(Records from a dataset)

******************************

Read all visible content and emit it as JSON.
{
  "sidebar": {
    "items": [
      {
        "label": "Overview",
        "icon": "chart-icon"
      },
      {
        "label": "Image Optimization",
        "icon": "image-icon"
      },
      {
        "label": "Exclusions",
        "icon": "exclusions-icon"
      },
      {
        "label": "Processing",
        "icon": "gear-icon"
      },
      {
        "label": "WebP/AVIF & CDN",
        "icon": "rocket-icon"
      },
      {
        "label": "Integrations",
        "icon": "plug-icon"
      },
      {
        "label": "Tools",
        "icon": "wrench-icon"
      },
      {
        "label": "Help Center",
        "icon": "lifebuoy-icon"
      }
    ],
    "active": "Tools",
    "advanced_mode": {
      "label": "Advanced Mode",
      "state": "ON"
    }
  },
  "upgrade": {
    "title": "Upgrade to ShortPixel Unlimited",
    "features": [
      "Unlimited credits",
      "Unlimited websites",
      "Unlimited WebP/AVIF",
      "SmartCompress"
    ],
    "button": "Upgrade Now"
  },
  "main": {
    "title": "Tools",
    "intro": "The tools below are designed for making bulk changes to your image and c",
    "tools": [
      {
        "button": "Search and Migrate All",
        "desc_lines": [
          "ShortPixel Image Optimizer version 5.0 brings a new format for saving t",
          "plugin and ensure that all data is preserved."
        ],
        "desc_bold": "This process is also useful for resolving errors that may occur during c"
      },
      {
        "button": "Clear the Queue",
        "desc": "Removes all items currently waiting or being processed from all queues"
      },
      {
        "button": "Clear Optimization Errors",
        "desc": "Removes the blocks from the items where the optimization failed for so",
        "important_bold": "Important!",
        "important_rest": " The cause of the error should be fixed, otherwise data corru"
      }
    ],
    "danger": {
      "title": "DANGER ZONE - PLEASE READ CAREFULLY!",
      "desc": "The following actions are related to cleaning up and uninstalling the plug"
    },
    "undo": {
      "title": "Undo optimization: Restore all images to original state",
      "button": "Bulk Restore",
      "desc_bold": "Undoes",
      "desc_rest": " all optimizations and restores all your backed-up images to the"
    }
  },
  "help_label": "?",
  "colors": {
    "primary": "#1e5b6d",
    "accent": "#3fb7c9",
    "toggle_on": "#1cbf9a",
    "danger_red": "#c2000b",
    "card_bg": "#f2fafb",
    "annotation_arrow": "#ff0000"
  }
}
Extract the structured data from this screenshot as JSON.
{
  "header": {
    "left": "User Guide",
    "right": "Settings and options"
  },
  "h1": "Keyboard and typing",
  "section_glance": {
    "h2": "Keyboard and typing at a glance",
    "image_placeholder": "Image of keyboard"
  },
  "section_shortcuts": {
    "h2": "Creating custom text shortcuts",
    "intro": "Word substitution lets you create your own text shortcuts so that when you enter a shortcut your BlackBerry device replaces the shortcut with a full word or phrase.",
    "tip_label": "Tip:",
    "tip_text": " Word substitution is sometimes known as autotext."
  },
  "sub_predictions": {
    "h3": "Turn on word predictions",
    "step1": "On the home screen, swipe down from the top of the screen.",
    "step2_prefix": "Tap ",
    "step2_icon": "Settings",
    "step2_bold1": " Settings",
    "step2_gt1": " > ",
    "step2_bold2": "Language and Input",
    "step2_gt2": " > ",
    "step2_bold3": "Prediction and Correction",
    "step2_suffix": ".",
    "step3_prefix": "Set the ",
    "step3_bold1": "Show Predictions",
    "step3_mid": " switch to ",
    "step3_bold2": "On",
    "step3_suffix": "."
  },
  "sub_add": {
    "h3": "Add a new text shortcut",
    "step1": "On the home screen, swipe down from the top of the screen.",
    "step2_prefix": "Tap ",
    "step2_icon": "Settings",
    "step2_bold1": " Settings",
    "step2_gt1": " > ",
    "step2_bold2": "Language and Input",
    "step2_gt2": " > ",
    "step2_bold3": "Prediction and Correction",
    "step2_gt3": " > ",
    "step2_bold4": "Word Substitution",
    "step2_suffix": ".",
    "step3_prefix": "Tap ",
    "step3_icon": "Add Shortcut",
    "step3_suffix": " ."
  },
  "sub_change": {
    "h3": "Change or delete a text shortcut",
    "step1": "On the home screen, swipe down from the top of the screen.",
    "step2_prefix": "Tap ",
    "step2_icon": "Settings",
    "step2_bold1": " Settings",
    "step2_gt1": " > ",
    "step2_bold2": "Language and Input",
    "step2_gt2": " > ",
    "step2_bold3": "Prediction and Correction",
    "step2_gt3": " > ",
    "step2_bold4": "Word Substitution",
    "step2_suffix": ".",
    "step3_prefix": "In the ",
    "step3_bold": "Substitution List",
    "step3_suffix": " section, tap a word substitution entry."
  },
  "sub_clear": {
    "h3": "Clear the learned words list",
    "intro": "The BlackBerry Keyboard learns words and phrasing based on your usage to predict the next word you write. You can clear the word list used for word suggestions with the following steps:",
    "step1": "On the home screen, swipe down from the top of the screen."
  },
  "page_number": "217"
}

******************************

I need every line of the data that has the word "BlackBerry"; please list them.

    "intro": "Word substitution lets you create your own text shortcuts so that when you enter a shortcut your BlackBerry device replaces the shortcut with a full word or phrase.",
    "intro": "The BlackBerry Keyboard learns words and phrasing based on your usage to predict the next word you write. You can clear the word list used for word suggestions with the following steps:",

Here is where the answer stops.